*** Dataset Section Begins ***

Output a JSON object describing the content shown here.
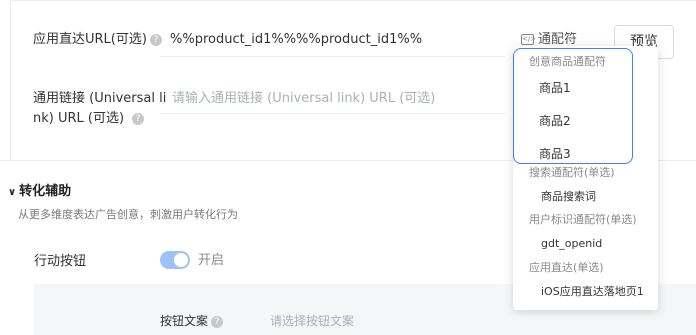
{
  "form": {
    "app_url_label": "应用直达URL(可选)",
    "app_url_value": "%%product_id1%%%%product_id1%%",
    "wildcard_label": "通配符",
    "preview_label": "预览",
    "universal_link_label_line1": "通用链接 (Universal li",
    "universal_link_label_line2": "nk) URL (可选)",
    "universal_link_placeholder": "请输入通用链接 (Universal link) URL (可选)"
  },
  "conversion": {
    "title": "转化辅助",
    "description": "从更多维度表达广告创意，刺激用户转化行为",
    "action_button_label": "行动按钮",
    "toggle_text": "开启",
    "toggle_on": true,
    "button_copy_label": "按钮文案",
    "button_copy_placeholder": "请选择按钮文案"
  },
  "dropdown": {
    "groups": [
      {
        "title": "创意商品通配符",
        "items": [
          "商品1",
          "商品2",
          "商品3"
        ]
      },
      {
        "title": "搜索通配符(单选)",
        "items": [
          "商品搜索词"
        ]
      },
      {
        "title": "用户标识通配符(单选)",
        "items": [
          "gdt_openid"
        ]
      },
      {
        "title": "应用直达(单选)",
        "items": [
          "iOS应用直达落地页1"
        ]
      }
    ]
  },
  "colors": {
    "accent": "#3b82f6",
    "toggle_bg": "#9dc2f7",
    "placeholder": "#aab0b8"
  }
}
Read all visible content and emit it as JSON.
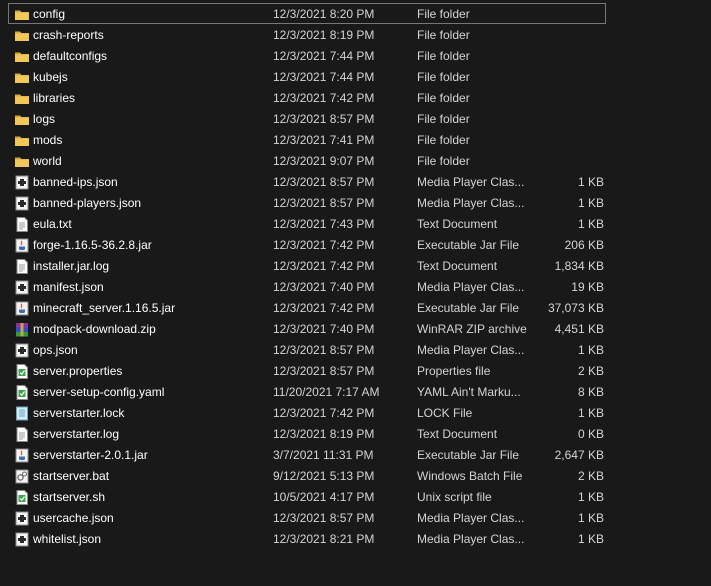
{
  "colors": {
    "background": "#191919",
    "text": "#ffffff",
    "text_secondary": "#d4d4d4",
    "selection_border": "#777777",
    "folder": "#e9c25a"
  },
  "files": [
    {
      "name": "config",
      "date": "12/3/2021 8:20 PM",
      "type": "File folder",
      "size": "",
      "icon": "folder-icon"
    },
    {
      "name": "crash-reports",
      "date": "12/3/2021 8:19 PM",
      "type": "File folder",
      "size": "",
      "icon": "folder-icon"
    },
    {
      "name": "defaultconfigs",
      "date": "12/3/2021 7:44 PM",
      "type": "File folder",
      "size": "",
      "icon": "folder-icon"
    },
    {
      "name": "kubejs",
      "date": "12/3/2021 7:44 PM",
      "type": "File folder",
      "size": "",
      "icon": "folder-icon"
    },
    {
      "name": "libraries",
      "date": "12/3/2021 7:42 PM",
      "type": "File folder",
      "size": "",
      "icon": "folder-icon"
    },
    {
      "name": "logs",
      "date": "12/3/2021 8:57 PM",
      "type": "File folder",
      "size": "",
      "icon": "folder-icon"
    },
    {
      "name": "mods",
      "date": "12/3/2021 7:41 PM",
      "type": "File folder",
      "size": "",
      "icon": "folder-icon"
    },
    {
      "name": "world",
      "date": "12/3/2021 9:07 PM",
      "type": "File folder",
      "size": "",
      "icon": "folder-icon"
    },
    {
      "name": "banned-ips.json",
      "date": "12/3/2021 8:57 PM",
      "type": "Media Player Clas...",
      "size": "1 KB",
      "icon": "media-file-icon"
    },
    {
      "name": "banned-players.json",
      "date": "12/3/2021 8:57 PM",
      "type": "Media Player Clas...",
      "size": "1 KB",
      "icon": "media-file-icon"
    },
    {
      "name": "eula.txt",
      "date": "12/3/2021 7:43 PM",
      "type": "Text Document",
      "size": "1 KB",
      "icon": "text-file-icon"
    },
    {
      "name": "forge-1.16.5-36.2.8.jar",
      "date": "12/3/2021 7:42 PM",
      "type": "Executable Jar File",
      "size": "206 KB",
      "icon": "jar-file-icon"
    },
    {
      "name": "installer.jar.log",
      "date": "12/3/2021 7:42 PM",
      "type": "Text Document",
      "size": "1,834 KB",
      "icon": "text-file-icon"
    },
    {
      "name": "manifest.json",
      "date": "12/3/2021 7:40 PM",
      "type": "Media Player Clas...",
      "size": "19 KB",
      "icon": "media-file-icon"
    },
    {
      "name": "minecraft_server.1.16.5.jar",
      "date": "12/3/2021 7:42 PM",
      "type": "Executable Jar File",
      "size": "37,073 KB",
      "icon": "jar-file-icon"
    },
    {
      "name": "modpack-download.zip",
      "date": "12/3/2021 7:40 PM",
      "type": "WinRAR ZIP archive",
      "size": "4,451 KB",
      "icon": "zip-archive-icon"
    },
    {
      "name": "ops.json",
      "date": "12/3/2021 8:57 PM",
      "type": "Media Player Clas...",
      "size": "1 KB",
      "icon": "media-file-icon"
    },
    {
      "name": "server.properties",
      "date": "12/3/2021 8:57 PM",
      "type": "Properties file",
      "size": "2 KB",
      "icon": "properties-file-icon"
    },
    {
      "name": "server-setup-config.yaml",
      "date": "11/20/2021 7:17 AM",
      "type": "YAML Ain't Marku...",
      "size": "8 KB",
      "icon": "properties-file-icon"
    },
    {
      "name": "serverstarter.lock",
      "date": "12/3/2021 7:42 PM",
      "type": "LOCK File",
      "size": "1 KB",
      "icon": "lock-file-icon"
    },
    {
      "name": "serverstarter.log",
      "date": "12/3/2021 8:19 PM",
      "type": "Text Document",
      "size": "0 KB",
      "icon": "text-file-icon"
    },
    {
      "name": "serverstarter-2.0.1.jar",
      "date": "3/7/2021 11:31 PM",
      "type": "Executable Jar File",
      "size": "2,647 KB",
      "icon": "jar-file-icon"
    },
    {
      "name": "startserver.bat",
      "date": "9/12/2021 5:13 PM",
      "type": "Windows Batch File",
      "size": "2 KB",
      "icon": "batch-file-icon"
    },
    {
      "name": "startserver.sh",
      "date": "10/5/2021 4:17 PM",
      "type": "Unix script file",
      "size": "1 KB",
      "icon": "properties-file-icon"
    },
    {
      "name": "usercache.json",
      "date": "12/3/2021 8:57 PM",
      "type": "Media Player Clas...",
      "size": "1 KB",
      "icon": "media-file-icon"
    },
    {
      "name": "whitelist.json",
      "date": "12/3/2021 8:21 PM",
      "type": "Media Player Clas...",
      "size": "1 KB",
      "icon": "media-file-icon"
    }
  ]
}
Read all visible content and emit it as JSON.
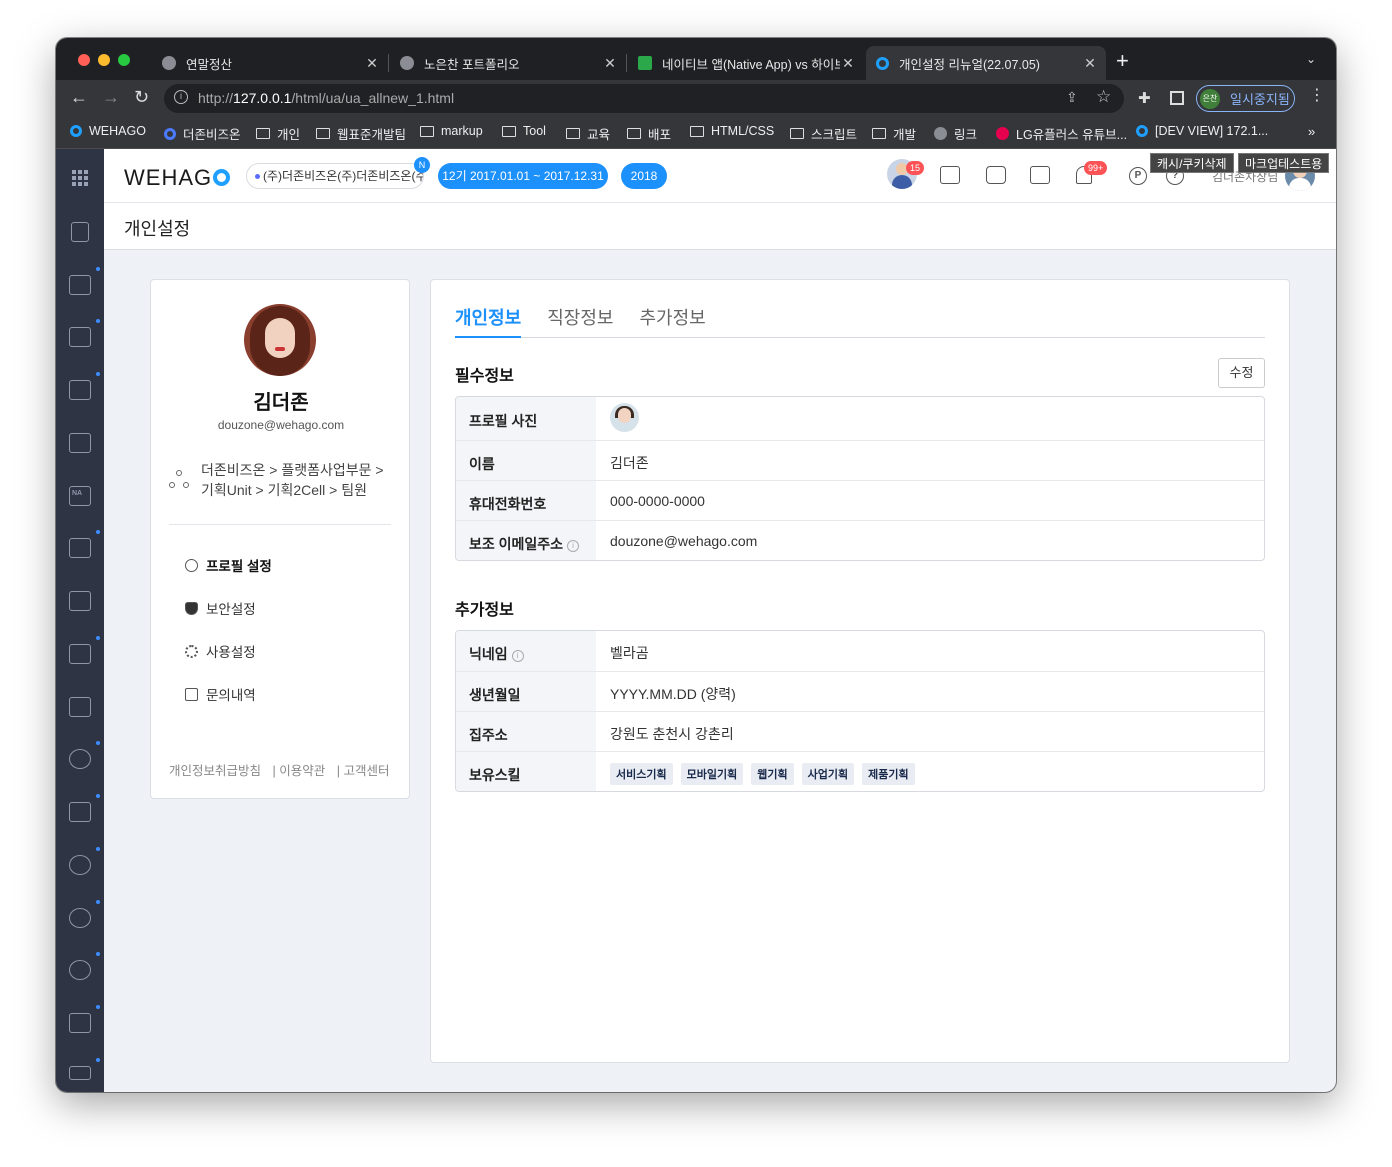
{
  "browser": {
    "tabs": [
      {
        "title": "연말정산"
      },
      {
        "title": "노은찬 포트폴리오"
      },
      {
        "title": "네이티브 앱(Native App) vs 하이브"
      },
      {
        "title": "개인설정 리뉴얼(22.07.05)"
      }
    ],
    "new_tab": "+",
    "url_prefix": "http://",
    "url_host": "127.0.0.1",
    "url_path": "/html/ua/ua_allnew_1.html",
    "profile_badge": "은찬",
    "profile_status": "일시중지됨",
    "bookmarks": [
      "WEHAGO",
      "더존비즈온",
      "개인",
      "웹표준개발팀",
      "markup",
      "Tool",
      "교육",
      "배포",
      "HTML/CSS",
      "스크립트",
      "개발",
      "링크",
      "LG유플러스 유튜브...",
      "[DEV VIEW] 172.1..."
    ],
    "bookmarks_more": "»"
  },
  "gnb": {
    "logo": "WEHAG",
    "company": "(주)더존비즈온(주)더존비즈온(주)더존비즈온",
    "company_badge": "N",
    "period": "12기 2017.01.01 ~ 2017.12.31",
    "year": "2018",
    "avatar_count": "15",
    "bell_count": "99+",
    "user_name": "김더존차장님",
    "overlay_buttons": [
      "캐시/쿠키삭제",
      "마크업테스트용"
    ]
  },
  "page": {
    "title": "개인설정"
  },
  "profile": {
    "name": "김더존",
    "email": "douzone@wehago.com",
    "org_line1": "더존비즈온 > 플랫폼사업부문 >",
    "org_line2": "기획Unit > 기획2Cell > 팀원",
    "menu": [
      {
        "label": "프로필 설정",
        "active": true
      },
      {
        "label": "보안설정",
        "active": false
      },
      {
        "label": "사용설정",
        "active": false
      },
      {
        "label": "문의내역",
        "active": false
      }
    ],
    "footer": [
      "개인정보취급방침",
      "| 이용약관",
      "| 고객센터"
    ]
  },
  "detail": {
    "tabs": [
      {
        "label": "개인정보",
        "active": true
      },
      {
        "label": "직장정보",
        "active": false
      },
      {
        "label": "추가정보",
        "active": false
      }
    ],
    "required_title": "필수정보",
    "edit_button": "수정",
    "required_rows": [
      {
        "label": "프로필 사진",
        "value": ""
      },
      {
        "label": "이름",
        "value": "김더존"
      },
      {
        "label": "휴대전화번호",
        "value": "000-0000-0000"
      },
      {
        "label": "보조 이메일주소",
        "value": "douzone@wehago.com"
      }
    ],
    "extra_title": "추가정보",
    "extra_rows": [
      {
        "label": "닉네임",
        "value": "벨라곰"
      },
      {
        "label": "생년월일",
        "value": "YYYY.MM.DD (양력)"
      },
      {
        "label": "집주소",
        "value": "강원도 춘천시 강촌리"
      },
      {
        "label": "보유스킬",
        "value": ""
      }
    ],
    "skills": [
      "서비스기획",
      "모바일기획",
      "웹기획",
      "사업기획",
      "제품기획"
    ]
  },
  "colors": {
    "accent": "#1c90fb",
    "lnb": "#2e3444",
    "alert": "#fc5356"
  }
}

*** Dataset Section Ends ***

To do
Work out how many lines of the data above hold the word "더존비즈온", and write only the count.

Solved problem
3